Entries supplied:
· · · · · · ·

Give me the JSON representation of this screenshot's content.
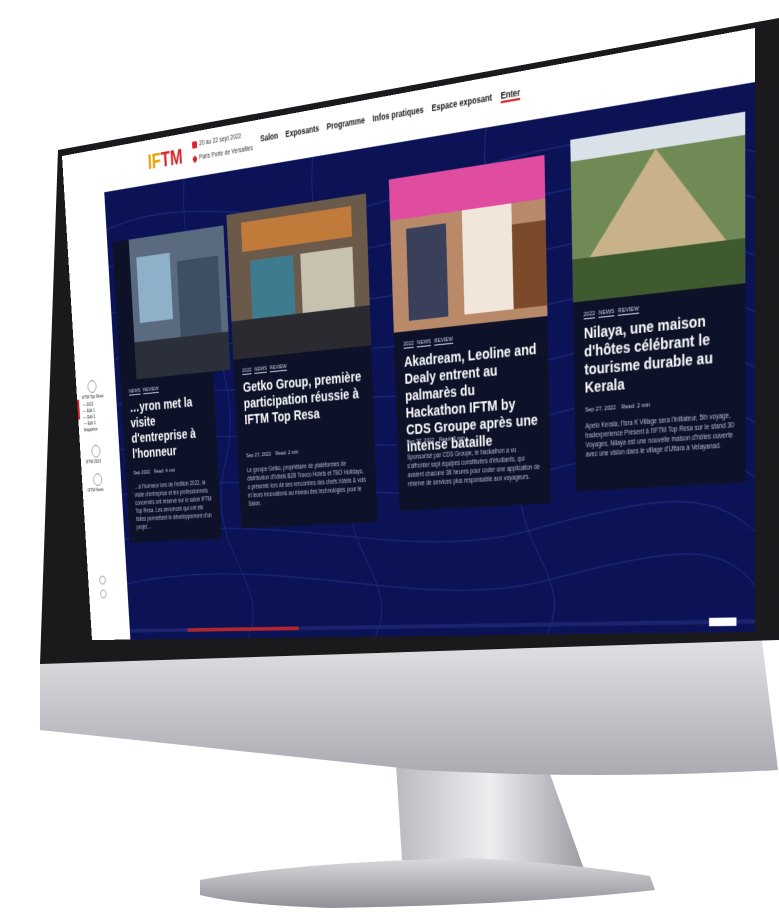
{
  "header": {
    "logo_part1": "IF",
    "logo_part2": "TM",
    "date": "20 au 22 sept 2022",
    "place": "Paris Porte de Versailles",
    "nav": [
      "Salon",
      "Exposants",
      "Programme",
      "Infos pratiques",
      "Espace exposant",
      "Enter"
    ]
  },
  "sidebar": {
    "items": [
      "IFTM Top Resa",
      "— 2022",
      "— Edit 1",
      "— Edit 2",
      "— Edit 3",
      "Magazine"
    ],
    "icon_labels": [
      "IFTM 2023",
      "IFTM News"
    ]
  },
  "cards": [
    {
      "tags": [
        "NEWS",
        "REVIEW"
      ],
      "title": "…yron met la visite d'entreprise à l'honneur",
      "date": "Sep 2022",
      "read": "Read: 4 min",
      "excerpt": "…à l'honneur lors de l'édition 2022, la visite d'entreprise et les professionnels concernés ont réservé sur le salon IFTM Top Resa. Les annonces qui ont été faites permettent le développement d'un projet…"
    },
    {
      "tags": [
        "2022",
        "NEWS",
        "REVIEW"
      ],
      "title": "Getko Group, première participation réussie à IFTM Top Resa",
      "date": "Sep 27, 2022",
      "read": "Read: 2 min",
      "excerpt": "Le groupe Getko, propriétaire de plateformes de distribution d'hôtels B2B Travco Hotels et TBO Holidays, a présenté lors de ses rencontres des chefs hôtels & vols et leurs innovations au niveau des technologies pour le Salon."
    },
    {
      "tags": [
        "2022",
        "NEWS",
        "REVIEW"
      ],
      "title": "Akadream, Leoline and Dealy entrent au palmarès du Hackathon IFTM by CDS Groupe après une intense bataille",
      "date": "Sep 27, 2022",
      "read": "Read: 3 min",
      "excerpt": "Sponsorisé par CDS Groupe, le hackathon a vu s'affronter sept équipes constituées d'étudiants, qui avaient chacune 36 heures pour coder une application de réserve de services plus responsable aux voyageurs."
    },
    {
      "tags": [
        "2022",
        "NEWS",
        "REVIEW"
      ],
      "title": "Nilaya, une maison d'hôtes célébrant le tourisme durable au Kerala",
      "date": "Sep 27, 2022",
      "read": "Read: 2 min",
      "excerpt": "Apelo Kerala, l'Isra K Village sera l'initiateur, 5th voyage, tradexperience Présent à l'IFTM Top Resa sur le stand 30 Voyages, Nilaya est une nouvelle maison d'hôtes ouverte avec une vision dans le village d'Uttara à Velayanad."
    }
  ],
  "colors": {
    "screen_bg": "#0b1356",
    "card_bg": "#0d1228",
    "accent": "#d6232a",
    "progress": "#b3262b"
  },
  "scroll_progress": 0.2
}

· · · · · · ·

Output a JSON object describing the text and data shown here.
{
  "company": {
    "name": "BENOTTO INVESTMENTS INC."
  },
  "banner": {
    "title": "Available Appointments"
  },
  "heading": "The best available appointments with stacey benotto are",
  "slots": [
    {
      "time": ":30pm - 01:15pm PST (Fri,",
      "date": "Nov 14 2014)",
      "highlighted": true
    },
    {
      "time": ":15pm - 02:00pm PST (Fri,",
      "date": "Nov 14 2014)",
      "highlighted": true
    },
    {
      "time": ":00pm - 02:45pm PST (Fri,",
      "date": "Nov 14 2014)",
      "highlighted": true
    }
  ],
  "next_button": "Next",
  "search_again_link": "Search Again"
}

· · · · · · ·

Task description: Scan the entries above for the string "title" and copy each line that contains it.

Solution for this problem:
      "title": "…yron met la visite d'entreprise à l'honneur",
      "title": "Getko Group, première participation réussie à IFTM Top Resa",
      "title": "Akadream, Leoline and Dealy entrent au palmarès du Hackathon IFTM by CDS Groupe après une intense bataille",
      "title": "Nilaya, une maison d'hôtes célébrant le tourisme durable au Kerala",
    "title": "Available Appointments"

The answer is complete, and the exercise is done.